Video released in deadly shooting by Fremont police

Fremont police released body-cam and dash-cam video Friday in a deadly confrontation with a man who had vowed to shoot officers.

Three Fremont officers shot and killed Michael Felch, 30, on April 18 outside Washington Hospital after authorities say the mentally-ill man shot at an officer on patrol.

"This is a case where our officers were victim of an armed suspect who intentionally ambushed them and tried to kill them," Fremont Police Chief Kimberly Petersen said at a City Hall news conference.

Just released dash cam video shows Officer Ryan Lobue driving in his patrol car  when Felch runs up and opens fire on Civic Center Drive near Mowry Avenue.

"I've just got shots fired at me across from Washington Hospital," Lobue told dispatch.

The officer made a U-turn and stopped his car. The suspect again opens fire, prompting Lobue to shoot him with his rifle.

K-9 Officers James Taylor and Jennifer Allsup then arrived together in another patrol vehicle.

Allsup, a former Alameda County sheriff's deputy, yelled at the suspect, "Keep your hands up!"

At first, the suspect, while lying on the ground,does put his hands out, as if he's surrendering.. But then he moves toward his gun, prompting the officers to shoot and kill him.

Felch died at the scene after being shot 10 or 11 times.

Police recovered a .40-caliber handgun underneath his body.

KTVU exclusively learned that the suspect had previously made threats to kill police officers, at one point saying "God had instructed him to kill law enforcement." Authorities say he also said he'd "shoot the first cop he saw."

"It's clear that Felch had a deadly vendetta towards police officers," Petersen said. "No officer likes using deadly force. The men and women who go into law enforcement do so because they're selfless and they want to be guardians and protectors of the community."

The suspect's criminal history includes battery of a police officer and resisting arrest.
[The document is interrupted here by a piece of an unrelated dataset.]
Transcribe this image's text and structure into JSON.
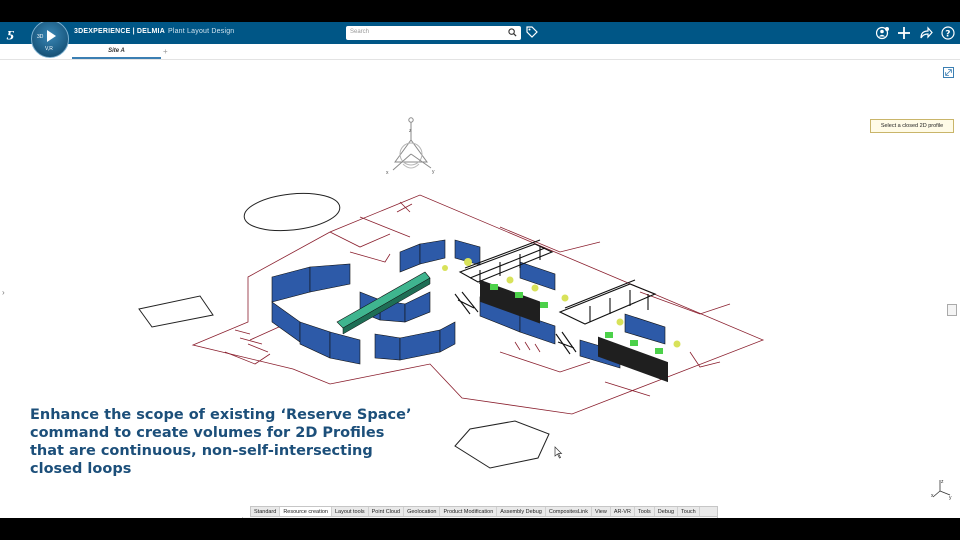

KTVU has learned that he's been diagnosed with schizophrenia.

The chief said, "His mother did say that he was troubled, that possibly he had some mental health issues. Of course, our officers couldn't possibly know that as they were responding."

The chief also said the suspect's mother was devastated by what happened and specifically asked that the footage not be released. Petersen said the situation was an "unintended consequence" of a new state law requiring that police release such videos, even if it hurts the family of those killed by police.

The shooting remains under investigation by Fremont police and the Alameda County district attorney's office.